"You forget," said the Road-Runner, "that he knew no more than the Iron
Shirts did, where the gold was to be found. There were not more than two
or three in any one of the Seven Cities that ever knew. Ho-tai of
Matsaki was the last of those, and his own wife let him be killed rather
than betray the secret of the Holy Places."

"Oh, if you please--" began the children.

"It is a town story," said the Road-Runner, "but the Condor that has his
nest on El Morro, he might tell you. He was captive once in a cage at
Zu˝i." The Road-Runner balanced on his slender legs and cocked his head
trailwise. Any kind of inactivity bored him dreadfully. The burrowing
owls were all out at the doors of their _hogans_, their heads turning
with lightning swiftness from side to side; the shadows were long in the
low sun. "It is directly in the trail from the Rio Grande to Acoma, the
old trail to Zu˝i," said the Road-Runner, and without waiting to see
whether or not the children followed him, he set off.




"In the days of our Ancients," said the Road-Runner between short
skimming runs, "this was the only trail from the river to the Middle Ant
Hill of the World. The eastern end of it changed like the tip of a wild
gourd vine as the towns moved up and down the river or the Queres
crossed from Katzimo to the rock of Acoma; but always Zu˝i was the root,
and the end of the first day's journey was the Rock."

Each time he took his runs afresh, like a kicking stick in a race, and
waited for the children to catch up. The sands as they went changed from
gray to gleaming pearl; on either side great islands of stone thinned
and swelled like sails and took on rosy lights and lilac shadows.

They crossed a high plateau with somber cones of extinct volcanoes,
crowding between rivers of block rock along its rim. Northward a
wilderness of pines guarded the mesa; dark junipers, each one with a
secret look, browsed wide apart. They thickened in the ca˝ons from which
arose the white bastions of the Rock.

Closer up, El Morro showed as the wedge-shaped end of a high mesa,
soaring into cliffs and pinnacles, on the very tip of which they could
just make out the hunched figure of the great Condor.

"El Morro, 'the Castle,' the Spaniards called it," said the Road-Runner,
casting himself along the laps of the trail like a feathered dart. "But
to our Ancients it was always 'The Rock.' On winter journeys they camped
on the south side to get the sun, and in summers they took the shade on
the north. They carved names and messages for those that were to come
after, with flint knives, with swords and Spanish daggers. Men are all
very much alike," said the Road-Runner.

On the smooth sandstone cliffs the children could make out strange,
weathered picture-writings, and twisty inscriptions in much abbreviated
Spanish which they could not read.

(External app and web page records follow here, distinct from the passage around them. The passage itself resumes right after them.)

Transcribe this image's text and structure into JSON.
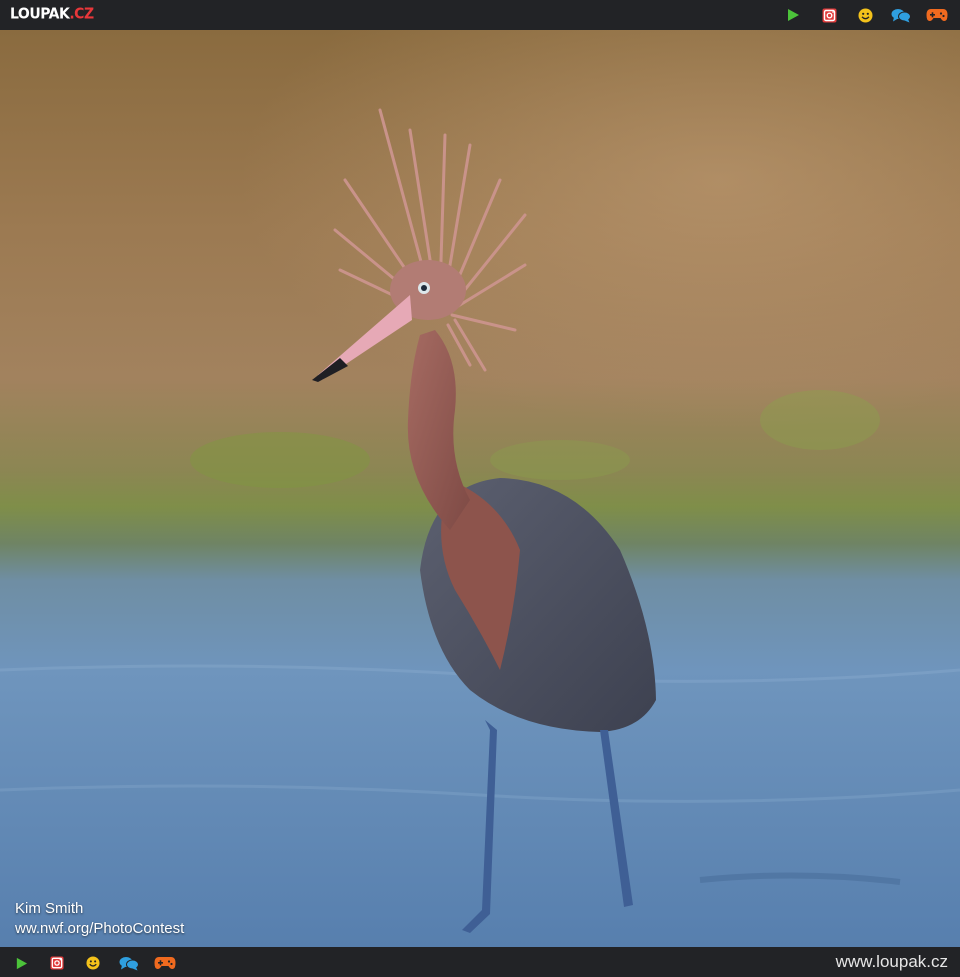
{
  "header": {
    "logo_main": "LOUPAK",
    "logo_tld": ".CZ",
    "icons": [
      "play-icon",
      "instagram-icon",
      "smiley-icon",
      "chat-icon",
      "gamepad-icon"
    ]
  },
  "photo": {
    "subject": "reddish-egret",
    "credit_name": "Kim Smith",
    "credit_source": "ww.nwf.org/PhotoContest"
  },
  "footer": {
    "icons": [
      "play-icon",
      "instagram-icon",
      "smiley-icon",
      "chat-icon",
      "gamepad-icon"
    ],
    "site_url": "www.loupak.cz"
  },
  "colors": {
    "bar": "#222326",
    "play": "#4cc33a",
    "instagram": "#e23b3b",
    "smiley": "#f4c21b",
    "chat": "#2f9fe0",
    "gamepad": "#f06a1f",
    "logo_accent": "#e8373a"
  }
}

The white sand at the foot of the Rock was strewn with flakes of
charcoal from the fires of ancient camps. A little to the south of the
cliff, that towered two hundred feet and more above them, shallow
footholds were cut into the sandstone.

"There were pueblos at the top in the old days," said the Road-Runner,
"facing across a deep divide, but nobody goes there now except owls that
have their nests in the ruins, and the last of the Condors, who since
old time have made their home in the pinnacles of the Rock. He'll have
seen us coming." The children looked up as a sailing shadow began to
circle about them on the evening-colored sands. "You can see by the
frayed edges of his wing feathers that he has a long time for
remembering," said the Road-Runner.

The great bird came slowly to earth, close by the lone pine that
tasseled out against the south side of El Morro and the Road-Runner
ducked several times politely.

"My children, how is it with you these days?" asked the Condor with
great dignity.

"Happy, happy, Grandfather. And you?"

The Condor assured them that he was very happy, and seeing that no one
made any other remark, he added, after an interval, looking pointedly at
the children, "It is not thinking of nothing that strangers come to the
house of a stranger."

"True, Grandfather," said the Road-Runner; "we are thinking of the gold,
the seed of the Sun, that the Spaniards did not find. Is there left to
you any of the remembrance of these things?"

"_Hai, hai_!" The Condor stretched his broad wings and settled himself


Back to Full Books